- WORK ORDER:
Look through the records and copy every line in which "self" appears.

- DATA:
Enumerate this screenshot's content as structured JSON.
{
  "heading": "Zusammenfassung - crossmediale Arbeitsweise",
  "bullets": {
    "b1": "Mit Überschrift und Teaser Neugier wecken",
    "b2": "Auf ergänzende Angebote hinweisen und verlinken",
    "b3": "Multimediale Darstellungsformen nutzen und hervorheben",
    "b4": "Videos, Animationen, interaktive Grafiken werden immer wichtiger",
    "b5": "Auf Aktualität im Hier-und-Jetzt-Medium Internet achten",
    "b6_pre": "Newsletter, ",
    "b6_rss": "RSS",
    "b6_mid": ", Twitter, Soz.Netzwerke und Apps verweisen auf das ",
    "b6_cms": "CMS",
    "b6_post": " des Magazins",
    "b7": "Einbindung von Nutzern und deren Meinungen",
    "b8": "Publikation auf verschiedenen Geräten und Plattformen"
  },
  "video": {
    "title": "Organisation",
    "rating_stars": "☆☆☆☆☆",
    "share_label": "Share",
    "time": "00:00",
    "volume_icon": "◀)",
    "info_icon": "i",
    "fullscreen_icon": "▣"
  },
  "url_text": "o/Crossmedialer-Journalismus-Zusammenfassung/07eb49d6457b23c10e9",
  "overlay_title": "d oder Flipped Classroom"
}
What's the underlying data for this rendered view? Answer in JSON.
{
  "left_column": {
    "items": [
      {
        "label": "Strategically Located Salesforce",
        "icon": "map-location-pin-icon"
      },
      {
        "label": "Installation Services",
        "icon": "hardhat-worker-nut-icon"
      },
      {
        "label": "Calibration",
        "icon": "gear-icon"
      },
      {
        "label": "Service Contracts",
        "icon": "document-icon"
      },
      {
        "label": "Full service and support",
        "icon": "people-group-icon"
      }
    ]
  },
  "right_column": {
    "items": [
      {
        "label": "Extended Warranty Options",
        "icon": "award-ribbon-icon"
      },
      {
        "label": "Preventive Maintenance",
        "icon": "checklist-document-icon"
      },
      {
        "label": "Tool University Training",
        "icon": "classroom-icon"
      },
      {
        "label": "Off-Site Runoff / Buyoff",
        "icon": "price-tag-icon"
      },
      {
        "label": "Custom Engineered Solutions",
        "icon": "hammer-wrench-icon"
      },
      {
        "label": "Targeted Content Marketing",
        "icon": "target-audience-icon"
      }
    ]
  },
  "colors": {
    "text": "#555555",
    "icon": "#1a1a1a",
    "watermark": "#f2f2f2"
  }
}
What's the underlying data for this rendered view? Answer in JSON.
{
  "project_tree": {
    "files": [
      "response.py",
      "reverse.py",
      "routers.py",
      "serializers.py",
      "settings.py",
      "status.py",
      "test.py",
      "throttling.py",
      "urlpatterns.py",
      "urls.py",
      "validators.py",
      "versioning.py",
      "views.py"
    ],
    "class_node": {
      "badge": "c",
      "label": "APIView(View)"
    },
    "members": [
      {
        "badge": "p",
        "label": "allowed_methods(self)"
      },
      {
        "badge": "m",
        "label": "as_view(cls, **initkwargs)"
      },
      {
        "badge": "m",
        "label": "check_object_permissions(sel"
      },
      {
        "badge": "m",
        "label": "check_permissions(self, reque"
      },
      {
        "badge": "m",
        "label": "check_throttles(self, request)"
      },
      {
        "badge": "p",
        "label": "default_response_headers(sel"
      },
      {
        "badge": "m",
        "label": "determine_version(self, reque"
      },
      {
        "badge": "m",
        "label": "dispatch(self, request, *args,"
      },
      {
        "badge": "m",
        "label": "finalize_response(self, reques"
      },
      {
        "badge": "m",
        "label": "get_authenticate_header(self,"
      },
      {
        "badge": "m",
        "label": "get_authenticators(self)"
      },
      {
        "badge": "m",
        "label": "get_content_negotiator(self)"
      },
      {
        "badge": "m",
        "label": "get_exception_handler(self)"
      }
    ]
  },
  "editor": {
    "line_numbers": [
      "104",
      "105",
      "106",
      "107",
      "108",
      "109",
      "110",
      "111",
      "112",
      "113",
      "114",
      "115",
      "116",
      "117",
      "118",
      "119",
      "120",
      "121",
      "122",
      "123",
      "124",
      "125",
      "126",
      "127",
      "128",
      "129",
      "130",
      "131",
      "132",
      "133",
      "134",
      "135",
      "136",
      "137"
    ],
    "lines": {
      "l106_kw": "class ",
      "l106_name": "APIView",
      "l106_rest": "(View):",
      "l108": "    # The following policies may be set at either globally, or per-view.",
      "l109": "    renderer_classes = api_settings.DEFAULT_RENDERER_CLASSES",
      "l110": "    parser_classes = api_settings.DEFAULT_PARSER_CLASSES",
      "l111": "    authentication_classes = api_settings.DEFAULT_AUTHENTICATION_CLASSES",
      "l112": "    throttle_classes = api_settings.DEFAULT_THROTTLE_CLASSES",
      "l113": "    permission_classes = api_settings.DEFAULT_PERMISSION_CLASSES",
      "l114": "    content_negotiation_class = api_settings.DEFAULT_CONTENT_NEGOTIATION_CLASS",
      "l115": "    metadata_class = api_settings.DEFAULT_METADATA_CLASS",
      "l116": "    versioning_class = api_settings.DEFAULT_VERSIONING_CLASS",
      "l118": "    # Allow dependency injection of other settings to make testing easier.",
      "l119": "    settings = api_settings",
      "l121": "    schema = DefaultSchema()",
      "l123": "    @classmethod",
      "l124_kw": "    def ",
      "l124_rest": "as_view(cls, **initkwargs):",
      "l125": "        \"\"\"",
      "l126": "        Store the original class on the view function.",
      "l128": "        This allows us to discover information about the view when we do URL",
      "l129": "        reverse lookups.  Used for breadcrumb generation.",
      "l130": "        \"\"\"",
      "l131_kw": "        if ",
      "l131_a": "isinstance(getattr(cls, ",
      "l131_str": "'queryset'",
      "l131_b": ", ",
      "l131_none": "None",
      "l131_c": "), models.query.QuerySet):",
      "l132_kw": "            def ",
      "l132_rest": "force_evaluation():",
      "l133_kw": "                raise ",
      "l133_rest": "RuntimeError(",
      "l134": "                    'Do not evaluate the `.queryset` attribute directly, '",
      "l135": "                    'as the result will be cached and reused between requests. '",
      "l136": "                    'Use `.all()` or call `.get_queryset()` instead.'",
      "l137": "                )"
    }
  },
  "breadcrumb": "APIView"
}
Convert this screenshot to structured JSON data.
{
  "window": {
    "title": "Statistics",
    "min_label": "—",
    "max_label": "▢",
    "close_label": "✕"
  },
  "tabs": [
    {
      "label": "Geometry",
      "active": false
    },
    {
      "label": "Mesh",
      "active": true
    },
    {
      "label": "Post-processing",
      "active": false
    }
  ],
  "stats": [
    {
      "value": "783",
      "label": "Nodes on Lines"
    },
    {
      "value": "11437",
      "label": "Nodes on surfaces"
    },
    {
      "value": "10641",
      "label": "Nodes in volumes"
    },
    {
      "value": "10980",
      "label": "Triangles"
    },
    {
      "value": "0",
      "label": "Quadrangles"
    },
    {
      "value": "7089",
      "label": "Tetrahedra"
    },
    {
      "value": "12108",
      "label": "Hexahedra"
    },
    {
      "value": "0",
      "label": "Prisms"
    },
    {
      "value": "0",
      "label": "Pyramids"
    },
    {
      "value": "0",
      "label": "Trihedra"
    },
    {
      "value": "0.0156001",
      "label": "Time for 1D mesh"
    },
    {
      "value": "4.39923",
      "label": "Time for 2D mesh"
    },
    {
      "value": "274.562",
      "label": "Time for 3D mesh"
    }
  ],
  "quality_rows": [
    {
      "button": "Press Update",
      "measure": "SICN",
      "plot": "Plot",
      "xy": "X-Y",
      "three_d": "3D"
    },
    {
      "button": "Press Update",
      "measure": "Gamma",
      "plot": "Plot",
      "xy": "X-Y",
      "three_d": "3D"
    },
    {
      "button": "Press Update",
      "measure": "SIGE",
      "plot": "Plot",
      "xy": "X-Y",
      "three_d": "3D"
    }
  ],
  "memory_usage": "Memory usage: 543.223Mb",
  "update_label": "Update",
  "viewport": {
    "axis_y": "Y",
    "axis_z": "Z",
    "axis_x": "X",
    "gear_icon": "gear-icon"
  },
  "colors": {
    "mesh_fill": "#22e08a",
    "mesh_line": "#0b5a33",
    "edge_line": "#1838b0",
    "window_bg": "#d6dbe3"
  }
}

- YOUR SOLUTION:
        "label": "allowed_methods(self)"
        "label": "check_permissions(self, reque"
        "label": "check_throttles(self, request)"
        "label": "determine_version(self, reque"
        "label": "dispatch(self, request, *args,"
        "label": "finalize_response(self, reques"
        "label": "get_authenticate_header(self,"
        "label": "get_authenticators(self)"
        "label": "get_content_negotiator(self)"
        "label": "get_exception_handler(self)"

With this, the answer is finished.